There should be single-councillor electorates
May I endorse Bryan Ellis's comments on the ward system for Council elections ("Neither Crouch nor Tesch talks about ward system", PN 541).
Of course, neither Crouch nor Tesch wants to talk about the ward system, because it is the large, organized parties that benefit from it.
It has always been my contention that there should be single-councillor electorates and that it should be a requirement that the councillor live in the electorate for which he/she stands.
If single-member electorates are appropriate for federal and state elections, what is the logic of a ward system for local-government elections?
With a single-councillor district, everyone in the district will know exactly who the local representative is and whom to go to for advice.
As it is, every ward councillor is responsible, which means that nobody is responsible, so it is easy to see why so many are dissatisfied with the responsiveness of our council officers.
However, of even more concern than the ward system is the pernicious above-the-line voting option.

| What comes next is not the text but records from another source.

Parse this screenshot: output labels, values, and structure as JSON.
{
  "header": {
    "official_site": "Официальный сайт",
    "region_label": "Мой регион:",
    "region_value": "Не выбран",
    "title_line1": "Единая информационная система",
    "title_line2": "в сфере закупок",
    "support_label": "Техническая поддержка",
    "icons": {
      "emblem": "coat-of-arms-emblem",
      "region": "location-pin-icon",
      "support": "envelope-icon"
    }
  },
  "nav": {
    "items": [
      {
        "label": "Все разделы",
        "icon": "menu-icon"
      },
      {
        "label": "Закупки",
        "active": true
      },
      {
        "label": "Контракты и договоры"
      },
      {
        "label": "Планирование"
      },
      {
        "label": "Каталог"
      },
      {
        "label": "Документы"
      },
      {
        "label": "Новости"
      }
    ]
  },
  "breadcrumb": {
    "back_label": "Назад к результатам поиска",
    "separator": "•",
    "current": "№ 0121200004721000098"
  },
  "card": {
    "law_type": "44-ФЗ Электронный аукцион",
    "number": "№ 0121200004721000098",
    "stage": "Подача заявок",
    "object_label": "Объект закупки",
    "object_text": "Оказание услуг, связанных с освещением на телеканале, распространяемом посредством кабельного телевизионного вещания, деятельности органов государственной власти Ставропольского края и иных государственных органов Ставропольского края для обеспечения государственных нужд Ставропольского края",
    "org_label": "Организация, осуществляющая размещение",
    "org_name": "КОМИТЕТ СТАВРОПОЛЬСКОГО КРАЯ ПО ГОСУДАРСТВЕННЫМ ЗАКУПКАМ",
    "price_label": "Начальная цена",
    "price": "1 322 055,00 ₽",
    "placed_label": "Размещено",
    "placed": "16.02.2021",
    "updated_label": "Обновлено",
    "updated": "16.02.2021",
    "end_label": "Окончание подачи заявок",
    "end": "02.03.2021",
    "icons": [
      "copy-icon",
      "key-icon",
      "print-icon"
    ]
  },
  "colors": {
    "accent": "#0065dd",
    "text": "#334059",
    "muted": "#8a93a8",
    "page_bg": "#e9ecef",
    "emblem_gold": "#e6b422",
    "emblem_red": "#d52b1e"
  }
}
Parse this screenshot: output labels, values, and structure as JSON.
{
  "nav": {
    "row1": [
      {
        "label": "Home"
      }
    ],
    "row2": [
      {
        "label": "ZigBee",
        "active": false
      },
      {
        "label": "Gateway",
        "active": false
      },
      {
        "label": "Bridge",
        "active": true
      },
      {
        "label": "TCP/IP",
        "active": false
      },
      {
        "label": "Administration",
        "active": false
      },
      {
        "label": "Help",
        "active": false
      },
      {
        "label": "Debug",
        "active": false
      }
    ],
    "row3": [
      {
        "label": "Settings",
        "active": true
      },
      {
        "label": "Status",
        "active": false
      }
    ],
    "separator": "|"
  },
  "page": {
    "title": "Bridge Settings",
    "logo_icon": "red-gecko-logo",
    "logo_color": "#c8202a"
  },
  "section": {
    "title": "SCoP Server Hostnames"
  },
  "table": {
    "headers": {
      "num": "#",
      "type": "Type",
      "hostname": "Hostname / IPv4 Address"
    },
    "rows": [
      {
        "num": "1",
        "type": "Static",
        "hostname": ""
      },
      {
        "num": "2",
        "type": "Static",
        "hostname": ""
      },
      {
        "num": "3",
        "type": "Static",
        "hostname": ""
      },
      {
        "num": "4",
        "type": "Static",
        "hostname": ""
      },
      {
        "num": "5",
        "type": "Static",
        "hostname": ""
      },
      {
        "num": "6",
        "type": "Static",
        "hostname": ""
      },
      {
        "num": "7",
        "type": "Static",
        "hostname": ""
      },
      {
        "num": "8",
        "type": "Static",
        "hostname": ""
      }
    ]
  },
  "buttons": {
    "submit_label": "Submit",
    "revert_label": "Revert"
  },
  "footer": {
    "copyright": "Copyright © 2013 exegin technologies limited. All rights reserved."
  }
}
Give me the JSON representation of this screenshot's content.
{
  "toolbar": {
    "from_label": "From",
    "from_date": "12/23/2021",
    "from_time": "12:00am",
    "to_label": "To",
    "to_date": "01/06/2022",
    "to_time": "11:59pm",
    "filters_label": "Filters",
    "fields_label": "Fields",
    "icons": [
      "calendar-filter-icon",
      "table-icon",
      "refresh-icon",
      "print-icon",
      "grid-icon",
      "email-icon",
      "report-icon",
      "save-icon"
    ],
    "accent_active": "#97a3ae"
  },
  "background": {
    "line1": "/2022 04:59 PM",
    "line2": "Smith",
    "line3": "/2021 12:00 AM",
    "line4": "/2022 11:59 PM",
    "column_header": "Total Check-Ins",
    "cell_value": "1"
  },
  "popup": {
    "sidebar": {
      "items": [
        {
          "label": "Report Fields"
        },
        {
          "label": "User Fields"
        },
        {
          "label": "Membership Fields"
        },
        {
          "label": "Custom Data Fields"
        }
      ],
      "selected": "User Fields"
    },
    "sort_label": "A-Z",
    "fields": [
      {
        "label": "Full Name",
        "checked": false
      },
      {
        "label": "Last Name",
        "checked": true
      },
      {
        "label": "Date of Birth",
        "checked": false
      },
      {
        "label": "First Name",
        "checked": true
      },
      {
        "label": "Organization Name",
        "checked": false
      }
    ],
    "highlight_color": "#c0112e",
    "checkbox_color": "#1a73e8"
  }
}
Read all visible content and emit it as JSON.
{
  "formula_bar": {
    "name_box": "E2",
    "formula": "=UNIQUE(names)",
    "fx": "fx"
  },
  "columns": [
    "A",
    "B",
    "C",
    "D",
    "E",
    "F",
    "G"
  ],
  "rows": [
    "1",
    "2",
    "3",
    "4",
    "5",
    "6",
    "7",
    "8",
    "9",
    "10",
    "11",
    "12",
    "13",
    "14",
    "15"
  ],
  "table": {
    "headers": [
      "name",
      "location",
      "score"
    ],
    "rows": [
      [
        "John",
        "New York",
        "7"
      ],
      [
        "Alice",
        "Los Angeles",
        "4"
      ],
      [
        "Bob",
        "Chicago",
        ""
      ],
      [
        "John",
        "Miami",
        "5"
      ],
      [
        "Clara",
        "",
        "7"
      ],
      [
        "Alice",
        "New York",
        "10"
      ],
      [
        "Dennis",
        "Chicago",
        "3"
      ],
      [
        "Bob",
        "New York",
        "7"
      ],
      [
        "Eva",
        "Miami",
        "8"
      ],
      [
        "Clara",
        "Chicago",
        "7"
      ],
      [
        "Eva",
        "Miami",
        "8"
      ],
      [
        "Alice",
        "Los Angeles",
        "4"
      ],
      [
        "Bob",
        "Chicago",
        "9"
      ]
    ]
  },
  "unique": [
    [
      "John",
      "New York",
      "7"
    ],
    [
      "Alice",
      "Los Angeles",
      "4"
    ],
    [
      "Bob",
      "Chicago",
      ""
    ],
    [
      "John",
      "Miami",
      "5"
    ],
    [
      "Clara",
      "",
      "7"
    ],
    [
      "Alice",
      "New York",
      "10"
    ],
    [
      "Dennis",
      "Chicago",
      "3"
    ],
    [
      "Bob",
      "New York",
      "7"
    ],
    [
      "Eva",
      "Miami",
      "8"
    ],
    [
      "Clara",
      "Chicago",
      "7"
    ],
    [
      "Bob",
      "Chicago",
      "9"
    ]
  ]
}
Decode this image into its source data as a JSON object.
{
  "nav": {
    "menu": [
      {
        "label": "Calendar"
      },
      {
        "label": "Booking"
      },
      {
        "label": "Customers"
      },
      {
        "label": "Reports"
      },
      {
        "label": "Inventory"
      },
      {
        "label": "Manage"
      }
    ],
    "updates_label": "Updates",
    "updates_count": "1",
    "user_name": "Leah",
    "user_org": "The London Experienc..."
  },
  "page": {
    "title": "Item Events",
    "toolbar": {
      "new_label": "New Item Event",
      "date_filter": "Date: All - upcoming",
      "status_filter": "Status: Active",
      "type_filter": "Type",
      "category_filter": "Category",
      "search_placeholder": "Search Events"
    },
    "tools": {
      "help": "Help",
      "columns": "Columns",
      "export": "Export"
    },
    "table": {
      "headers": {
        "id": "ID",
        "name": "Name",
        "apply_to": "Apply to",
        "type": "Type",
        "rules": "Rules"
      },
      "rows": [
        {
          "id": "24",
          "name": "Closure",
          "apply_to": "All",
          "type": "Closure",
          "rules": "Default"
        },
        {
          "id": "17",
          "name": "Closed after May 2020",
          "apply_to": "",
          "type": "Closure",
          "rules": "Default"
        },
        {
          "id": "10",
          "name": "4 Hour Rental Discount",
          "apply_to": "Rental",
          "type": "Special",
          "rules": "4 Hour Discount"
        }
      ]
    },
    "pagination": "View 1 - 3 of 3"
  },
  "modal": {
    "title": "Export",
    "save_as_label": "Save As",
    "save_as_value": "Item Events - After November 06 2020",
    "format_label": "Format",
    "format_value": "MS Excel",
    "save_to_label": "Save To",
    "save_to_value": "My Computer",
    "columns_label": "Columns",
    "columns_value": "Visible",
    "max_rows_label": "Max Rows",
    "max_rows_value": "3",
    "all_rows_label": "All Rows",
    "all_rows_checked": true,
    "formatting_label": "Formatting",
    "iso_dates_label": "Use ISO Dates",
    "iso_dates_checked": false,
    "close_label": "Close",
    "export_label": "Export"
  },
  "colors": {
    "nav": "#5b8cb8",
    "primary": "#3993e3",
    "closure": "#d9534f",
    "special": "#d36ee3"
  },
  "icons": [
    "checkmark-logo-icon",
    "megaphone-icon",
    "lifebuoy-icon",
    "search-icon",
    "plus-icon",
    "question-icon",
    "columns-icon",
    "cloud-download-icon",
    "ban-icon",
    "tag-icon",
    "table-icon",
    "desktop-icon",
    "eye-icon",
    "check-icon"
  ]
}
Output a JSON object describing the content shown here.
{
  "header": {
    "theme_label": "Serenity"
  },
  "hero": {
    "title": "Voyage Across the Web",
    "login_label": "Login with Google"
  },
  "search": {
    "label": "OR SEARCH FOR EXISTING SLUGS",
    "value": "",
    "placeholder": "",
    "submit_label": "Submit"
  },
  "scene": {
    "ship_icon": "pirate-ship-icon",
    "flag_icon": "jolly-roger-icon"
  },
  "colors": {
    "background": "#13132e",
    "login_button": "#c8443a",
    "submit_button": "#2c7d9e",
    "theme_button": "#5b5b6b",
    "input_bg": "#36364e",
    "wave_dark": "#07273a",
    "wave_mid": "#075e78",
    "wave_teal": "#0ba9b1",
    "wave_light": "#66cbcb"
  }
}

This is a monument to the lazy-mindedness and apathy of the average voter, and it virtually guarantees that the two large parties will receive one third of the seats each, regardless, because of the donkey vote.
I'd be prepared to bet that a majority of above-the-line voters don't even know the name of the candidate they're voting for, let alone his policies.
As a corollary to this, there should be no indication of party affiliation allowed on the ballot paper: let voters assess each candidate on his/her merits and choose accordingly.
This is how local-government elections were meant to be, before they were perverted by party politics.
We have just heard the regrettable decision of one Federal candidate to withdraw from the campaign, because she simply cannot afford the costs.
It is obvious that many possible candidates do not stand in local elections for the same reason.
If we had a small, single-member ward, campaigning would be enormously simplified: an independent candidate could probably visit most constituents personally on foot, and the financial advantage of the party candidate would be greatly reduced.
This would be a small step towards returning democracy to the people; perhaps, Central Coast Friends of Democracy could give up harping uselessly on the amalgamation and focus on improving some democratic fundamentals.
Email, 11 Apr 2022
Bruce Hyland, Woy Woy